GIVEN INFORMATION:
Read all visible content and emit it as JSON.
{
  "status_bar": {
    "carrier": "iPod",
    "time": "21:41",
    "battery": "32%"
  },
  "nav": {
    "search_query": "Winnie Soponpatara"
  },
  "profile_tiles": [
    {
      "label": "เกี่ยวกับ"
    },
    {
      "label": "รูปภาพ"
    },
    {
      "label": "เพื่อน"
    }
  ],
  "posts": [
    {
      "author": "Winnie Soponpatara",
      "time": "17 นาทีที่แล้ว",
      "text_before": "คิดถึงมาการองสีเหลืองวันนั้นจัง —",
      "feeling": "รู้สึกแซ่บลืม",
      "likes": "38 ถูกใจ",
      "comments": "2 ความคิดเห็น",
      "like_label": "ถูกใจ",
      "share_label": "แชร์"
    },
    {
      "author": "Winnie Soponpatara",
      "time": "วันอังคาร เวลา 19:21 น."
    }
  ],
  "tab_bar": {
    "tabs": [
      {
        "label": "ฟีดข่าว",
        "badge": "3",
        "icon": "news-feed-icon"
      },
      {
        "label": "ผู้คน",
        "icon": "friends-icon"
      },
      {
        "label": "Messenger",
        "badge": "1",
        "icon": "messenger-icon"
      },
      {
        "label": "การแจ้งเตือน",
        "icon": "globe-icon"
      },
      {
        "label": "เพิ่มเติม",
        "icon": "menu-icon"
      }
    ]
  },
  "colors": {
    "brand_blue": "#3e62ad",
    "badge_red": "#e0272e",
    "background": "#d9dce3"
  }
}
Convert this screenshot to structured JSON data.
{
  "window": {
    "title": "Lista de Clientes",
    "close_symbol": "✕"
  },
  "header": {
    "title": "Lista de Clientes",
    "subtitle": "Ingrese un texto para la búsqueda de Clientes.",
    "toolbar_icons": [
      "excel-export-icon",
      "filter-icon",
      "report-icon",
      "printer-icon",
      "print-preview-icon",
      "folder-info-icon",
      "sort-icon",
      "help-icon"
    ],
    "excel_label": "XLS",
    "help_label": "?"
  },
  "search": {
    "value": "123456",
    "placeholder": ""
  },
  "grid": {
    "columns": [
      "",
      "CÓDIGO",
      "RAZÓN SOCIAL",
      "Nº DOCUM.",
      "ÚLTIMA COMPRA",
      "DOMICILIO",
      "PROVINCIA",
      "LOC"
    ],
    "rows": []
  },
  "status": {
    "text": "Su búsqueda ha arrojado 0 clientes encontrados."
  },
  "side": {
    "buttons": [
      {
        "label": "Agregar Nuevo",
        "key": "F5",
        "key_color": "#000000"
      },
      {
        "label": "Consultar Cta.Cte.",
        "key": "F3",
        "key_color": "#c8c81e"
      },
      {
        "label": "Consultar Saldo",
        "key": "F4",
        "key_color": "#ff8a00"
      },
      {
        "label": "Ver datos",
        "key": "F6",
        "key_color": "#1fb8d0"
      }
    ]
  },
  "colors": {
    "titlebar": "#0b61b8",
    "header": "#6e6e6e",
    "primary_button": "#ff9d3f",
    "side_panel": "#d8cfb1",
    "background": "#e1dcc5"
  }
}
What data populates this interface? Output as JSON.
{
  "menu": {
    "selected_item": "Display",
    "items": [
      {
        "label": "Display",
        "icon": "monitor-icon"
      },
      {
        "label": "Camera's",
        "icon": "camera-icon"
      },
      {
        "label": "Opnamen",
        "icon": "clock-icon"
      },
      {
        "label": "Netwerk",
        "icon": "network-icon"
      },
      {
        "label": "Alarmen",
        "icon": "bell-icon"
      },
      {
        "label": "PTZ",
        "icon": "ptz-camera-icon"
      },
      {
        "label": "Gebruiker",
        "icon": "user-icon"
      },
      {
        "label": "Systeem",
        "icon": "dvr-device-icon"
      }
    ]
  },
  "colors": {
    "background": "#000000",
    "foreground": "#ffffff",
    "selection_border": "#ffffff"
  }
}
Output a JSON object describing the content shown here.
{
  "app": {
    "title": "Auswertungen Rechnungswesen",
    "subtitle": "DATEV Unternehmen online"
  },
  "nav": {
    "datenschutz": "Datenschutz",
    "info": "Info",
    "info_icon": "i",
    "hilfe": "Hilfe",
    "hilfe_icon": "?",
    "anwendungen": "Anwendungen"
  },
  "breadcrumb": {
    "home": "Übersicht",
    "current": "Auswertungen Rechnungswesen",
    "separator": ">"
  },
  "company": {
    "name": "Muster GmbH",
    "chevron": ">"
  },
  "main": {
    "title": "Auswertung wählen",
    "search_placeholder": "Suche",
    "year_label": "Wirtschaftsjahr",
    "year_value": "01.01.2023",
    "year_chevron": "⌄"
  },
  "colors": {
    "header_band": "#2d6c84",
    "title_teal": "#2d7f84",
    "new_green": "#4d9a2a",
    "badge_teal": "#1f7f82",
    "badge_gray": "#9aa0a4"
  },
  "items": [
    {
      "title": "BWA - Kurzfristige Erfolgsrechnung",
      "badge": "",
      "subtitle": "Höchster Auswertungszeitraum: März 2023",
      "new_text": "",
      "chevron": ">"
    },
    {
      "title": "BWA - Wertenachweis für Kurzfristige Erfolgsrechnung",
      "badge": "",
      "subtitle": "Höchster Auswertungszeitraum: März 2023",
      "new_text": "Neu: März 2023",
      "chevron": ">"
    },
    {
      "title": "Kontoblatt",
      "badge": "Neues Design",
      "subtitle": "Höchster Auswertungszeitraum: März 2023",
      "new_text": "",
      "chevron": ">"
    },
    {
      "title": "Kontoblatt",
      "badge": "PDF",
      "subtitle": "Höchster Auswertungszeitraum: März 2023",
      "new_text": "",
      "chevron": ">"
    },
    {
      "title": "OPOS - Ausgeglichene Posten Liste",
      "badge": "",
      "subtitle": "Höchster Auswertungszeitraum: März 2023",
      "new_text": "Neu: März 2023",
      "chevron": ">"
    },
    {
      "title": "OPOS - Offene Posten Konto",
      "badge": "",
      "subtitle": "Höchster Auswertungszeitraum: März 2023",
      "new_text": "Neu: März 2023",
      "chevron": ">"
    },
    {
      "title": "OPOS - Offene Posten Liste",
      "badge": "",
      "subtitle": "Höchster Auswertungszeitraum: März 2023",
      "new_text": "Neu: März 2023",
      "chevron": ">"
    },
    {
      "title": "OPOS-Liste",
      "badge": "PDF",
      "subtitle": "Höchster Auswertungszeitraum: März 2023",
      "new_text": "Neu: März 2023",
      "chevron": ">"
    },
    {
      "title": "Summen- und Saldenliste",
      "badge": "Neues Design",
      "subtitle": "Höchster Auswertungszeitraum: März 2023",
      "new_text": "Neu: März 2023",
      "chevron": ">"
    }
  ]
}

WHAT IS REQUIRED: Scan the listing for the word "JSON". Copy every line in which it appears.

RESPONSE TO THIS TASK:
Read all visible content and emit it as JSON.
Convert this screenshot to structured JSON data.
What data populates this interface? Output as JSON.
Output a JSON object describing the content shown here.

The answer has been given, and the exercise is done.